One billion people worldwide are suspected of having a vitamin D deficiency. Healthy amounts of vitamin D have been shown to prevent depression and other mood disorders, as well as contributing to the upkeep of a healthy hormonal profile.
Furthermore, vitamin D is actually a molecule that we synthesize in our own bodies! I think it is a real tragedy that such an enormous percentage of the world is missing out on the benefits of sufficient vitamin D, perhaps even having to deal with completely unnecessary mental strain because of it.
How does vitamin D help my mood?
It is synthesized in a complicated process that starts in our skin, requiring sunlight to kick-start its creation and continues through our liver and kidneys. Its importance really comes into play in aiding in the production of two very important neurotransmitters: serotonin and melatonin. These regulate a wide variety of brain functions and behaviors. They play critical roles in regulating mood, alertness, decision-making, social behavior, impulsive behavior, and more. To understand just how crucial vitamin D is to our well-being, it is important to appreciate the relationship between these three molecules. Melatonin is made from serotonin, which is made from tryptophan- an essential amino acid that we obtain by eating protein-rich foods. However, tryptophan cannot be converted into serotonin without first being activated by vitamin D. Now you can clearly see how critical it is to have adequate levels of vitamin D in our body if we want to achieve good mental health. But what exactly goes wrong when our levels of this molecule fall?
A recent breakthrough study explained that low vitamin D levels, coupled with genetic factors during growth, could lead to dysfunctional serotonin function and may be one underlying mechanism that contributes to neuropsychiatric disorders and depression. Combinations of cohort studies show that people who suffer from depression are much more likely to have vitamin D deficiencies. While mood and vitamin D have been linked since the 2000s when receptors for the vitamin were discovered in areas of the brain that control our mood, there is a new body of studies that are uncovering another area of our lives that this vitamin affects, and its huge! SEX. Both male and female sexual dysfunction (SD) have been linked to vitamin D deficiency, perhaps not getting enough D is affecting more than simply our mood?
Vitamin D’s association with serotonin means that it is a culprit for explaining libido changes in both men and women. However, sexual dysfunction characterized by lack of sexual interest; difficulty achieving orgasm, and even pain, have been linked to shortcomings in vitamin D levels. In a study in 2016, women with SD had significantly lower vitamin D levels compared to the control group (mean of 15.9 compared to 26.3 nmol/L, respectively). Additionally, desire, arousal, lubrication, orgasm, satisfaction, and pain were all significantly associated with vitamin D deficiency. This, by far, is not a problem exclusive to women.
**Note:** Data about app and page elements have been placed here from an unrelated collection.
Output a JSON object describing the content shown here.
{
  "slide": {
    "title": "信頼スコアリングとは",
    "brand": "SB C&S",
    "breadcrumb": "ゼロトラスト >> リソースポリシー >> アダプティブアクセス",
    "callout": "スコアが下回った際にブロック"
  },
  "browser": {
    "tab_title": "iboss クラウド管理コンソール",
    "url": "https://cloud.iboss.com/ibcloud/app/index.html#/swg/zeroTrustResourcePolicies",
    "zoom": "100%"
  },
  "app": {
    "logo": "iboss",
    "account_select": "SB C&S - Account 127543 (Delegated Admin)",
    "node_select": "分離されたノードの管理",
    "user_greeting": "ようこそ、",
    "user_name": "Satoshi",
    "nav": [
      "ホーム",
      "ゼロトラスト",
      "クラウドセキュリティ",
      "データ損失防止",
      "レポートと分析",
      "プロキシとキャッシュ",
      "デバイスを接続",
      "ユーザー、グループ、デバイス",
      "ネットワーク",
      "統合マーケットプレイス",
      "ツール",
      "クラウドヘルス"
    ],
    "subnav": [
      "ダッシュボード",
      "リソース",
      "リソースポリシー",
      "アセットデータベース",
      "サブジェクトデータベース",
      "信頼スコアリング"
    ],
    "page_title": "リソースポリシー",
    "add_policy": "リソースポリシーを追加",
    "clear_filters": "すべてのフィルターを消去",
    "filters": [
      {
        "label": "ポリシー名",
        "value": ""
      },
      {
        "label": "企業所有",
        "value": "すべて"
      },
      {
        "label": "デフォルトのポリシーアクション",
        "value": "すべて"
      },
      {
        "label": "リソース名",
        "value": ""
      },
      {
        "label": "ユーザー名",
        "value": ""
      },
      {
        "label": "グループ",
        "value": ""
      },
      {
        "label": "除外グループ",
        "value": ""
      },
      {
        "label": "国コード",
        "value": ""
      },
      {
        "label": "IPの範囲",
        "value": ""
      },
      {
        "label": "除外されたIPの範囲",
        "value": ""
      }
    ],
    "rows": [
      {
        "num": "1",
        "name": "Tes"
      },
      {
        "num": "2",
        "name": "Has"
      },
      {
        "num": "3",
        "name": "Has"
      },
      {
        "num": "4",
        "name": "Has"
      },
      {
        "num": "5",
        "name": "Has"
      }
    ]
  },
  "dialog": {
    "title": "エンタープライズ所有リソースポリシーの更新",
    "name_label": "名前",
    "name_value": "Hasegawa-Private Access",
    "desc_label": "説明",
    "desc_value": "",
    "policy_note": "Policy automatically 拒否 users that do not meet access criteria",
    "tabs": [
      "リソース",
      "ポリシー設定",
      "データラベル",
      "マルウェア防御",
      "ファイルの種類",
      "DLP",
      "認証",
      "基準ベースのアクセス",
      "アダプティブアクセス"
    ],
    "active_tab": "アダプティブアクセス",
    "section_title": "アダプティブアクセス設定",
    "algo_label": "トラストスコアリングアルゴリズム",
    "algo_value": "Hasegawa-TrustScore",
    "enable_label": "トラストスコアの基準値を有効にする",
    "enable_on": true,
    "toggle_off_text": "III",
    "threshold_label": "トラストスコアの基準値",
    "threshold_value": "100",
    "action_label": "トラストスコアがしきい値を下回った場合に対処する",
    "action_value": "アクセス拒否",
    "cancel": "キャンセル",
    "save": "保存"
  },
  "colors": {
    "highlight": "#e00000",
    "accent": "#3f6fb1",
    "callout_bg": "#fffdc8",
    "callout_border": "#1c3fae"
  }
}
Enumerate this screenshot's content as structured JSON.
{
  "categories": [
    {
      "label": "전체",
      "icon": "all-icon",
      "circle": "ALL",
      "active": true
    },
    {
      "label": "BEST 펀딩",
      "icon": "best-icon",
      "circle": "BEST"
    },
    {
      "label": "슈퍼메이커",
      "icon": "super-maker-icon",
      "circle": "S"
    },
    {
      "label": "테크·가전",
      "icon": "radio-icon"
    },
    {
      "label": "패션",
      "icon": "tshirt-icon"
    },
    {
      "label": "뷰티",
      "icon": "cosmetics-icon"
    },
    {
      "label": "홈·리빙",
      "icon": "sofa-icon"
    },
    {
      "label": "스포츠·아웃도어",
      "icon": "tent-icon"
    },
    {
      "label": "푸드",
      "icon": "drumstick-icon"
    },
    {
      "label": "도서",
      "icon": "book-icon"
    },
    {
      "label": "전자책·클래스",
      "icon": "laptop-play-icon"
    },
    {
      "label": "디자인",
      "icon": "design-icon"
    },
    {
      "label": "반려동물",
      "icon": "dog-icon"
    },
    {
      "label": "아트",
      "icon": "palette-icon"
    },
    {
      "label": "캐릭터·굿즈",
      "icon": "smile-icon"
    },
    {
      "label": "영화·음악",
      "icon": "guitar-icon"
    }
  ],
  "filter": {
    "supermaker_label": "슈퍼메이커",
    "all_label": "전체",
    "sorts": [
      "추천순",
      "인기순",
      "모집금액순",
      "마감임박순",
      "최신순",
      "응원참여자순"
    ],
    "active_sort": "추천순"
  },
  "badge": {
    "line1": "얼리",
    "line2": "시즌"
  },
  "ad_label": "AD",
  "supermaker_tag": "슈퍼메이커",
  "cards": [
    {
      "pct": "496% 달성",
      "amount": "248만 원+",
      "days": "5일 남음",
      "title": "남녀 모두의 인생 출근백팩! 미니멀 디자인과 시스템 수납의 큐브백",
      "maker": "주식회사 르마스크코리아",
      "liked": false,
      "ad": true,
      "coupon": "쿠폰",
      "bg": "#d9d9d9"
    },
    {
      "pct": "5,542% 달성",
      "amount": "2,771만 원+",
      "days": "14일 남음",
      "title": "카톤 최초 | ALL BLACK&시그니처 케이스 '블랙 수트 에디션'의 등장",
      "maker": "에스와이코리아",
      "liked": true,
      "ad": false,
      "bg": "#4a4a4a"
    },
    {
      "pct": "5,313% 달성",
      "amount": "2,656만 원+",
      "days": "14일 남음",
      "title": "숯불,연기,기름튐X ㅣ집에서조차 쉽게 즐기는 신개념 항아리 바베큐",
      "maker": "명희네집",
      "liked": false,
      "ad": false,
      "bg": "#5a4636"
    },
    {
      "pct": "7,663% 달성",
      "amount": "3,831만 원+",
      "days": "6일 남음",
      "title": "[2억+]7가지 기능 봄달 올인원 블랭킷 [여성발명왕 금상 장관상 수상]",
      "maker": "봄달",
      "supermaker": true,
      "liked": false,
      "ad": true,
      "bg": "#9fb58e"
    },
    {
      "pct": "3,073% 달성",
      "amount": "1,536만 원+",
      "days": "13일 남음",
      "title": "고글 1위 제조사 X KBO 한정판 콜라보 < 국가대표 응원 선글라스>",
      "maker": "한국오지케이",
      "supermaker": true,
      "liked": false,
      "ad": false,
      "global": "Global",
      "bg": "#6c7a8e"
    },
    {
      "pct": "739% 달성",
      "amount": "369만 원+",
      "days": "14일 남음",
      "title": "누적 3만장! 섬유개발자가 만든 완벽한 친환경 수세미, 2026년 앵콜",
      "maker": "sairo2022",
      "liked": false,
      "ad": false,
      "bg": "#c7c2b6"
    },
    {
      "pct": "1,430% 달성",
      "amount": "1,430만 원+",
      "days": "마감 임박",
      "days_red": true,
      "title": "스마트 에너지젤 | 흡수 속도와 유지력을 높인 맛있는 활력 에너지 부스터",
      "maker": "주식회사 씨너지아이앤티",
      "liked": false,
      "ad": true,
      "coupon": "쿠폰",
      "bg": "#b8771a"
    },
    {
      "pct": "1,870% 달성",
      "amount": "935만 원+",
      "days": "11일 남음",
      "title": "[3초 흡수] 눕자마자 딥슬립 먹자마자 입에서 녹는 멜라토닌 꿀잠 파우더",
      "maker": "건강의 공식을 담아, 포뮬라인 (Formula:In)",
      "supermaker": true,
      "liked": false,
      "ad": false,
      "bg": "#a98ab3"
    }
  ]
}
Testosterone is widely regarded as the most influential hormone in male sexual health, influencing libido, and general sexual health. In 2012, over a thousand men were analyzed to test the hypothesis that vitamin D levels were influential in sexual health. An overwhelming positive correlation was found between vitamin D and testosterone levels, which was later corroborated by at least 3 independent studies. These data sets indicate that deficient vitamin D concentrations may inhibit testosterone production and limit human performance, as well as help battle against erectile dysfunction through its beneficial effects on endothelial cells.
So how can we tackle this worldwide epidemic of vitamin D deficiency? Fortunately for us all, this part is not difficult. The most popular solution is supplementation via D3 capsules/soft gels/liposomal delivery, but for many people, intravenous vitamin D is a far more practical and reliable option. Either way, I would recommend home testing your serum vitamin D levels at least every 3 months to keep track of this essential molecule.